Copywriting or whatchamacallit?

Personally, I’m not happy with the term copywriting. Or better to say, I’m fine with it when it needs to describe those see-through ad-sy texts luring you to buy stuff, but what is the word for the writing that is smart, creative, witty but still commercial? I miss the term for those verbal identities you create for a company or a brand that are original, fit the company’s image and true values (whatever they might be) and in the long run become their unique communication style. The ones that don’t sell you anything but just communicate to you. It’s not copywriting. It’s not creative writing. Is it wordsmithing? Or verbal identification? Or specific writing?

I know many will disagree, but the classic direct-response copywriting just doesn’t work for me. I don’t need a very explicit call to action if I like what I see/read. I will contact you if your story has won me over, not because you wrote “contact us!” and a few testimonials. And if something doesn’t work for me, I immediately have doubts it will work for other people. Does anyone really fall for the product or service because of the phrases like “top quality”, “satisfaction guaranteed” or “new formula”? It’s not a rhetorical question, I genuinely want to know. I have read hundreds of copywriting tips and tricks where to communicate to the target audience, I need to follow a certain pattern of writing. But what if my message doesn’t fit that pattern? What if that form makes it sound phoney and hollow? Is that a bad copywriting or is it a different kind of writing?
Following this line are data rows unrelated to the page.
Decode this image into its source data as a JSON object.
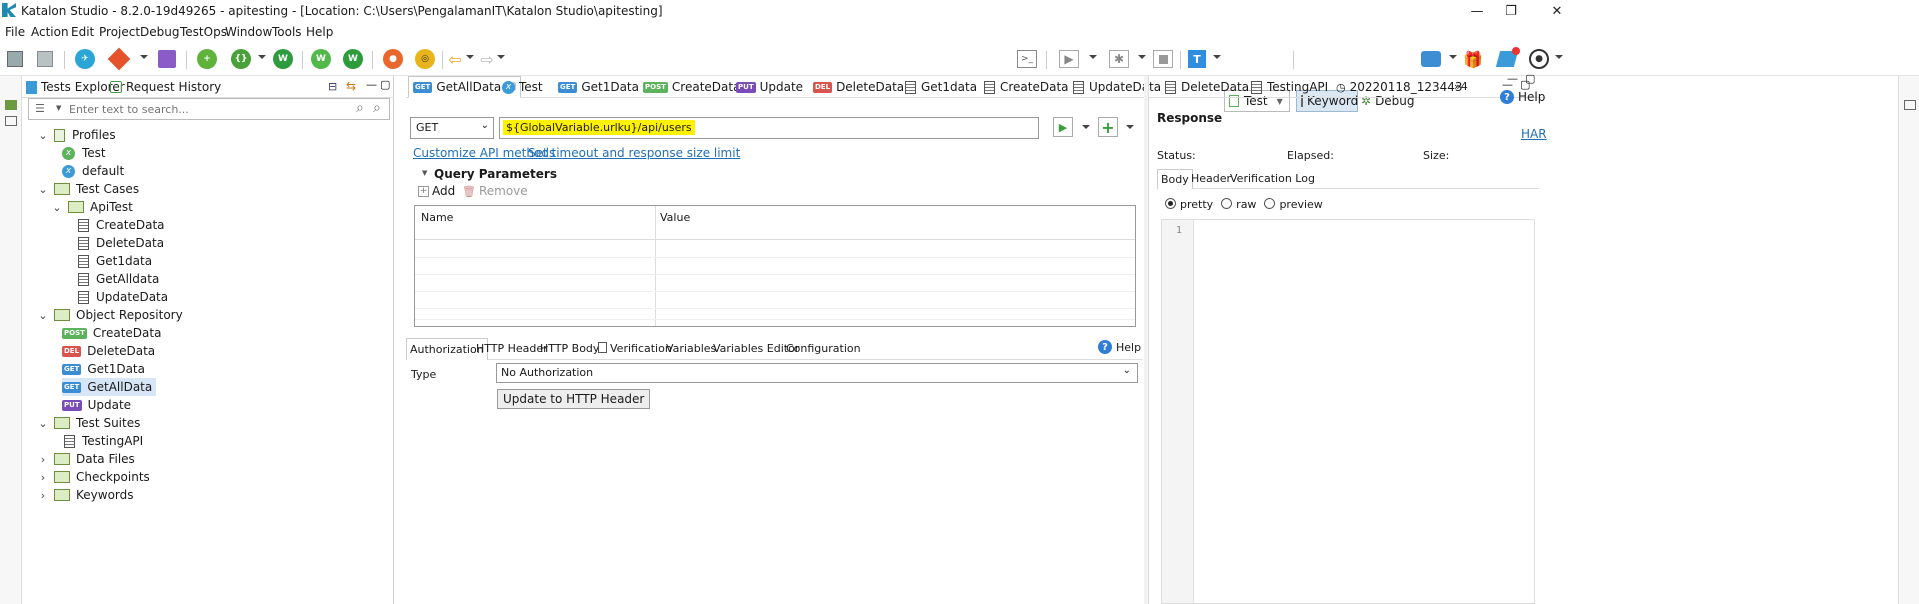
{
  "window": {
    "title": "Katalon Studio - 8.2.0-19d49265 - apitesting - [Location: C:\\Users\\PengalamanIT\\Katalon Studio\\apitesting]",
    "minimize": "—",
    "maximize": "❐",
    "close": "✕"
  },
  "menu": [
    "File",
    "Action",
    "Edit",
    "Project",
    "Debug",
    "TestOps",
    "Window",
    "Tools",
    "Help"
  ],
  "toolbar": {
    "profile": "Test",
    "keyword": "Keyword",
    "debug": "Debug"
  },
  "explorer": {
    "tab_tests": "Tests Explorer",
    "tab_history": "Request History",
    "search_placeholder": "Enter text to search...",
    "tree": {
      "profiles": "Profiles",
      "profile_items": [
        "Test",
        "default"
      ],
      "test_cases": "Test Cases",
      "api_test": "ApiTest",
      "test_case_items": [
        "CreateData",
        "DeleteData",
        "Get1data",
        "GetAlldata",
        "UpdateData"
      ],
      "object_repository": "Object Repository",
      "object_items": [
        {
          "method": "POST",
          "label": "CreateData"
        },
        {
          "method": "DEL",
          "label": "DeleteData"
        },
        {
          "method": "GET",
          "label": "Get1Data"
        },
        {
          "method": "GET",
          "label": "GetAllData"
        },
        {
          "method": "PUT",
          "label": "Update"
        }
      ],
      "test_suites": "Test Suites",
      "suite_items": [
        "TestingAPI"
      ],
      "data_files": "Data Files",
      "checkpoints": "Checkpoints",
      "keywords": "Keywords"
    }
  },
  "editor": {
    "tabs": [
      {
        "badge": "GET",
        "label": "GetAllData"
      },
      {
        "badge": "X",
        "label": "Test"
      },
      {
        "badge": "GET",
        "label": "Get1Data"
      },
      {
        "badge": "POST",
        "label": "CreateData"
      },
      {
        "badge": "PUT",
        "label": "Update"
      },
      {
        "badge": "DEL",
        "label": "DeleteData"
      },
      {
        "badge": "DOC",
        "label": "Get1data"
      },
      {
        "badge": "DOC",
        "label": "CreateData"
      },
      {
        "badge": "DOC",
        "label": "UpdateData"
      },
      {
        "badge": "DOC",
        "label": "DeleteData"
      },
      {
        "badge": "DOC",
        "label": "TestingAPI"
      },
      {
        "badge": "CLOCK",
        "label": "20220118_123443"
      }
    ],
    "overflow": "»4",
    "help": "Help",
    "method": "GET",
    "url": "${GlobalVariable.urlku}/api/users",
    "customize_link": "Customize API methods",
    "timeout_link": "Set timeout and response size limit",
    "query_params": "Query Parameters",
    "add": "Add",
    "remove": "Remove",
    "col_name": "Name",
    "col_value": "Value",
    "subtabs": [
      "Authorization",
      "HTTP Header",
      "HTTP Body",
      "Verification",
      "Variables",
      "Variables Editor",
      "Configuration"
    ],
    "subtab_help": "Help",
    "type_label": "Type",
    "auth_type": "No Authorization",
    "update_header_btn": "Update to HTTP Header"
  },
  "response": {
    "title": "Response",
    "har": "HAR",
    "status": "Status:",
    "elapsed": "Elapsed:",
    "size": "Size:",
    "tabs": [
      "Body",
      "Header",
      "Verification Log"
    ],
    "formats": [
      "pretty",
      "raw",
      "preview"
    ],
    "line_number": "1"
  }
}
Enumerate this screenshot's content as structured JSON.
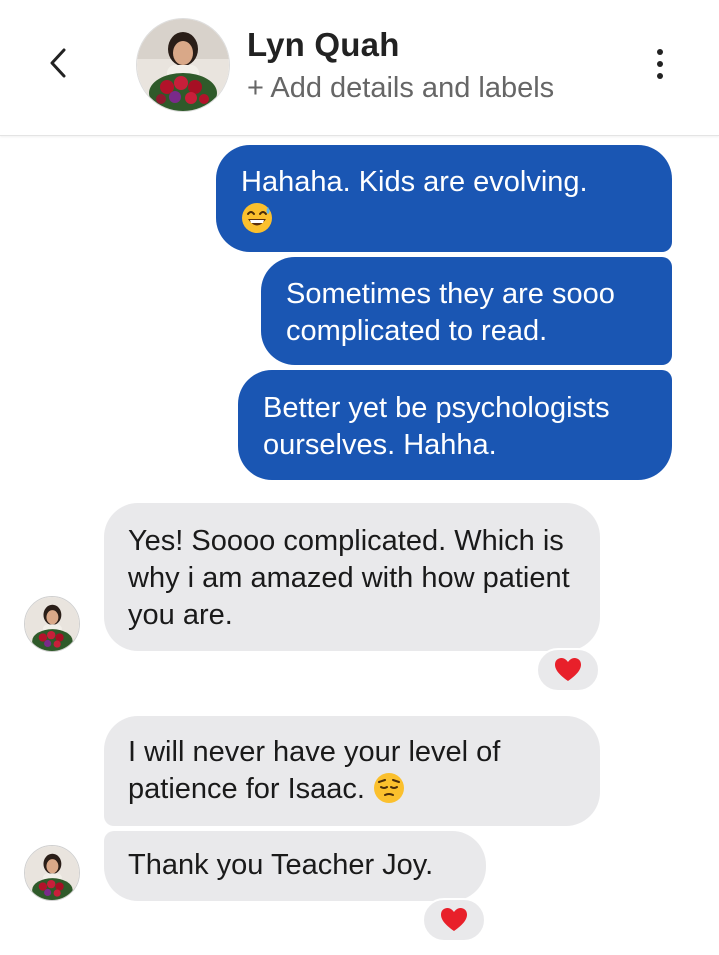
{
  "header": {
    "contact_name": "Lyn Quah",
    "add_details": "+ Add details and labels",
    "back_icon": "chevron-left-icon",
    "more_icon": "more-vertical-icon"
  },
  "messages": [
    {
      "direction": "sent",
      "text": "Hahaha. Kids are evolving.",
      "emoji": "grinning-sweat-emoji"
    },
    {
      "direction": "sent",
      "text": "Sometimes they are sooo complicated to read."
    },
    {
      "direction": "sent",
      "text": "Better yet be psychologists ourselves. Hahha."
    },
    {
      "direction": "received",
      "text": "Yes! Soooo complicated. Which is why i am amazed with how patient you are.",
      "reaction": "red-heart"
    },
    {
      "direction": "received",
      "text": "I will never have your level of patience for Isaac.",
      "emoji": "pensive-face-emoji"
    },
    {
      "direction": "received",
      "text": "Thank you Teacher Joy.",
      "reaction": "red-heart"
    }
  ],
  "colors": {
    "sent_bubble": "#1a56b3",
    "received_bubble": "#e9e9eb",
    "heart": "#e8202a"
  }
}
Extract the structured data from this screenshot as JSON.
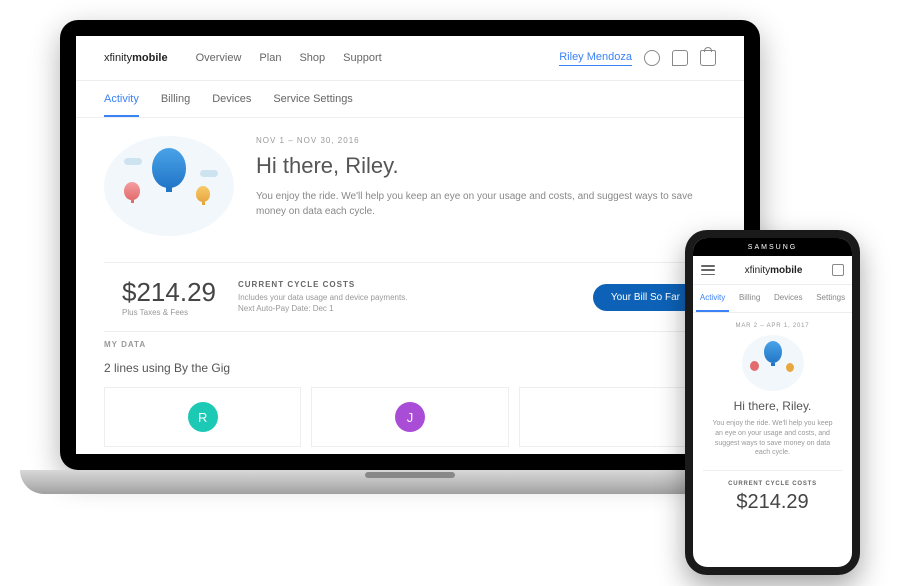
{
  "logo_prefix": "xfinity",
  "logo_suffix": "mobile",
  "desktop": {
    "nav": [
      "Overview",
      "Plan",
      "Shop",
      "Support"
    ],
    "user_name": "Riley Mendoza",
    "tabs": [
      "Activity",
      "Billing",
      "Devices",
      "Service Settings"
    ],
    "date_range": "NOV 1 – NOV 30, 2016",
    "greeting": "Hi there, Riley.",
    "subtext": "You enjoy the ride. We'll help you keep an eye on your usage and costs, and suggest ways to save money on data each cycle.",
    "cost": {
      "amount": "$214.29",
      "tax_label": "Plus Taxes & Fees",
      "title": "CURRENT CYCLE COSTS",
      "detail1": "Includes your data usage and device payments.",
      "detail2": "Next Auto-Pay Date: Dec 1",
      "button_label": "Your Bill So Far"
    },
    "mydata_header": "MY DATA",
    "lines_title": "2 lines using By the Gig",
    "lines": [
      {
        "initial": "R"
      },
      {
        "initial": "J"
      }
    ]
  },
  "phone": {
    "brand": "SAMSUNG",
    "tabs": [
      "Activity",
      "Billing",
      "Devices",
      "Settings"
    ],
    "date_range": "MAR 2 – APR 1, 2017",
    "greeting": "Hi there, Riley.",
    "subtext": "You enjoy the ride. We'll help you keep an eye on your usage and costs, and suggest ways to save money on data each cycle.",
    "cost_title": "CURRENT CYCLE COSTS",
    "amount": "$214.29"
  }
}
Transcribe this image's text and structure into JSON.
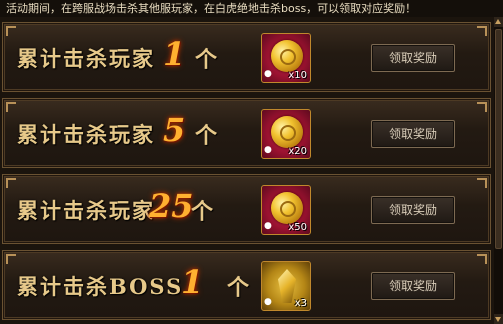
{
  "notice": "活动期间，在跨服战场击杀其他服玩家，在白虎绝地击杀boss，可以领取对应奖励！",
  "rows": [
    {
      "label": "累计击杀玩家",
      "count": "1",
      "unit": "个",
      "item_icon": "gold-coin-icon",
      "quantity": "x10",
      "button": "领取奖励"
    },
    {
      "label": "累计击杀玩家",
      "count": "5",
      "unit": "个",
      "item_icon": "gold-coin-icon",
      "quantity": "x20",
      "button": "领取奖励"
    },
    {
      "label": "累计击杀玩家",
      "count": "25",
      "unit": "个",
      "item_icon": "gold-coin-icon",
      "quantity": "x50",
      "button": "领取奖励"
    },
    {
      "label": "累计击杀BOSS",
      "count": "1",
      "unit": "个",
      "item_icon": "gold-emblem-icon",
      "quantity": "x3",
      "button": "领取奖励"
    }
  ],
  "colors": {
    "accent": "#e7c98a",
    "count": "#ffb030",
    "background": "#1b140d"
  }
}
In my mind, if I’m writing about something, I research that something and then sharpen my metaphorical pencil to start writing about it to present it in its truest possible light. Only that way I can reach the genuine style for that certain something. I don’t research about HOW to write about something and then have the form which I have to fill with content. And I know there has been “content-first” and “content is the king” paroles in recent years but it seems to me that’s just form. Bad form. Because we still have to follow the Google’s instructions for indexing web pages if we want our sites to be relevant in their search. And let’s admit, we all want to be Google-relevant.

Coming to this part of the post, I thought maybe this post should be called formal complaint. It’s a decent play on words of my pro-content ramblings. But would it be true to the content of the post? Would a well-intentioned googled expect tips on how to write a formal complaint? Some SEO specialists would definitely advised me to call it something that would get a lot more hits than “whatchamacallit”. But why would I want to lure people to my content, people who are not interested in my content? I’d rather have 2 interested readers than 20 000 viewers looking for something else.


author: martina